  4. . APP processing and synaptic function. Neuron. 2003 Mar 27;37(6):925-37. PubMed.
  5. . Synaptic activity regulates interstitial fluid amyloid-beta levels in vivo. Neuron. 2005 Dec 22;48(6):913-22. PubMed.
  6. . Synaptic activity reduces intraneuronal Abeta, promotes APP transport to synapses, and protects against Abeta-related synaptic alterations. J Neurosci. 2009 Aug 5;29(31):9704-13. PubMed.
  7. . Intraneuronal beta-amyloid accumulation and synapse pathology in Alzheimer's disease. Acta Neuropathol. 2010 May;119(5):523-41. PubMed.
  8. . High-resolution 3D reconstruction reveals intra-synaptic amyloid fibrils. Am J Pathol. 2011 Nov;179(5):2551-8. PubMed.
  9. . Effects of synaptic modulation on beta-amyloid, synaptophysin, and memory performance in Alzheimer's disease transgenic mice. J Neurosci. 2010 Oct 27;30(43):14299-304. PubMed.
  10. . Oligomerization of Alzheimer's beta-amyloid within processes and synapses of cultured neurons and brain. J Neurosci. 2004 Apr 7;24(14):3592-9. PubMed.
  11. . Beta-amyloid accumulation in APP mutant neurons reduces PSD-95 and GluR1 in synapses. Neurobiol Dis. 2005 Nov;20(2):187-98. PubMed.
  12. . Beta-amyloid accumulation impairs multivesicular body sorting by inhibiting the ubiquitin-proteasome system. J Neurosci. 2006 Apr 19;26(16):4277-88. PubMed.
  13. . Regulation of NMDA receptor trafficking by amyloid-beta. Nat Neurosci. 2005 Aug;8(8):1051-8. PubMed.
  14. . Cholesterol loss enhances TrkB signaling in hippocampal neurons aging in vitro. Mol Biol Cell. 2008 May;19(5):2101-12. PubMed.
  15. . Cellular stress from excitatory neurotransmission contributes to cholesterol loss in hippocampal neurons aging in vitro. Neurobiol Aging. 2011 Jun;32(6):1043-53. PubMed.
  16. . Region-specific reduction of A beta-degrading endopeptidase, neprilysin, in mouse hippocampus upon aging. J Neurosci Res. 2002 Nov 1;70(3):493-500. PubMed.
  17. . Functional brain abnormalities in young adults at genetic risk for late-onset Alzheimer's dementia. Proc Natl Acad Sci U S A. 2004 Jan 6;101(1):284-9. PubMed.

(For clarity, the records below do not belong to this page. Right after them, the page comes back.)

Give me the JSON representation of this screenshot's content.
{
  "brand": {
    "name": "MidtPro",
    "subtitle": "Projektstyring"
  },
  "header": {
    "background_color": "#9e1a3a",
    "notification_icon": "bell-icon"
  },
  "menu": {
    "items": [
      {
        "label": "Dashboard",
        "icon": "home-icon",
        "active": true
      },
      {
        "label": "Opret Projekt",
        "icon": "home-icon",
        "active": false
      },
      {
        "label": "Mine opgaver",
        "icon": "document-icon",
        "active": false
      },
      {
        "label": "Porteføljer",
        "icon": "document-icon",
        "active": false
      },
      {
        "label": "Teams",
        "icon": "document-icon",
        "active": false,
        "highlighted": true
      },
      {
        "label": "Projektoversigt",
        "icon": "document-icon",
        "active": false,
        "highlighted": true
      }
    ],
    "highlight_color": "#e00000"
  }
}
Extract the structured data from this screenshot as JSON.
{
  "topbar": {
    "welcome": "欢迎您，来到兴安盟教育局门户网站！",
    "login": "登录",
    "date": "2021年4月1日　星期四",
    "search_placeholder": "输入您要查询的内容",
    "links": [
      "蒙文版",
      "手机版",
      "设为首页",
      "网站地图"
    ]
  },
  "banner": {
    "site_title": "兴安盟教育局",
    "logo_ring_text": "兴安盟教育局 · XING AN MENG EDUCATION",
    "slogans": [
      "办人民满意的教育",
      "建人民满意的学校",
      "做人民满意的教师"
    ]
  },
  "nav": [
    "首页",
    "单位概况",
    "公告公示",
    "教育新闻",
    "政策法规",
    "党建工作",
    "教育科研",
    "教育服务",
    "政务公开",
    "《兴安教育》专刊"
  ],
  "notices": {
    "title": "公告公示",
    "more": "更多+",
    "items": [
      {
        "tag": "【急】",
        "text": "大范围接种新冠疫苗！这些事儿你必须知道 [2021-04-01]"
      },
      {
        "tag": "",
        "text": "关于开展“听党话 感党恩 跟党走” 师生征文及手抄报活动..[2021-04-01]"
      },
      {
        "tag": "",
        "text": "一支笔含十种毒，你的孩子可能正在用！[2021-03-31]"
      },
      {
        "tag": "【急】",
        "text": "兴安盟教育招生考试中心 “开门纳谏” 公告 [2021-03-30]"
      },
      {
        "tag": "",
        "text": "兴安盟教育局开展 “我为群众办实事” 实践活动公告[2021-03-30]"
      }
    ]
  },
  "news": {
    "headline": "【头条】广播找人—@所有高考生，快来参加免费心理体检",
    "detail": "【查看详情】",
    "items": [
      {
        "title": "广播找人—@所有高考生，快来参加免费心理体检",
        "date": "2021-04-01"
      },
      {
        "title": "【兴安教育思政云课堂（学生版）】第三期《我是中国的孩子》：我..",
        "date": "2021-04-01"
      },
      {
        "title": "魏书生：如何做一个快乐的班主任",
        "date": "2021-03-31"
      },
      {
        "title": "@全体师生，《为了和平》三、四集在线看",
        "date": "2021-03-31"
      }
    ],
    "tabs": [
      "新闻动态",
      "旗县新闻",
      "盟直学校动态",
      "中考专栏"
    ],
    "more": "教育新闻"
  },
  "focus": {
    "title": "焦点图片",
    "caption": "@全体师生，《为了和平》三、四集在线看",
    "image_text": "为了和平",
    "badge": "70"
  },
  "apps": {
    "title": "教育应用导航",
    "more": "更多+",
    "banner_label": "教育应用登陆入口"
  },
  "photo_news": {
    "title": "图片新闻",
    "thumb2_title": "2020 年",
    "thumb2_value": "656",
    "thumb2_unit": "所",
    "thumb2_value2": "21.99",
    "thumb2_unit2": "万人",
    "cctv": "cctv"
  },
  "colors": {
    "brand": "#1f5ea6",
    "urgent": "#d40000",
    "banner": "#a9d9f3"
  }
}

Other Citations

  1. APP (J20) mice

Further Reading

Primary Papers

  1. . Dynamic analysis of amyloid β-protein in behaving mice reveals opposing changes in ISF versus parenchymal Aβ during age-related plaque formation. J Neurosci. 2011 Nov 2;31(44):15861-9. PubMed.
  2. . Impaired β-amyloid secretion in Alzheimer's disease pathogenesis. J Neurosci. 2011 Oct 26;31(43):15384-90. PubMed.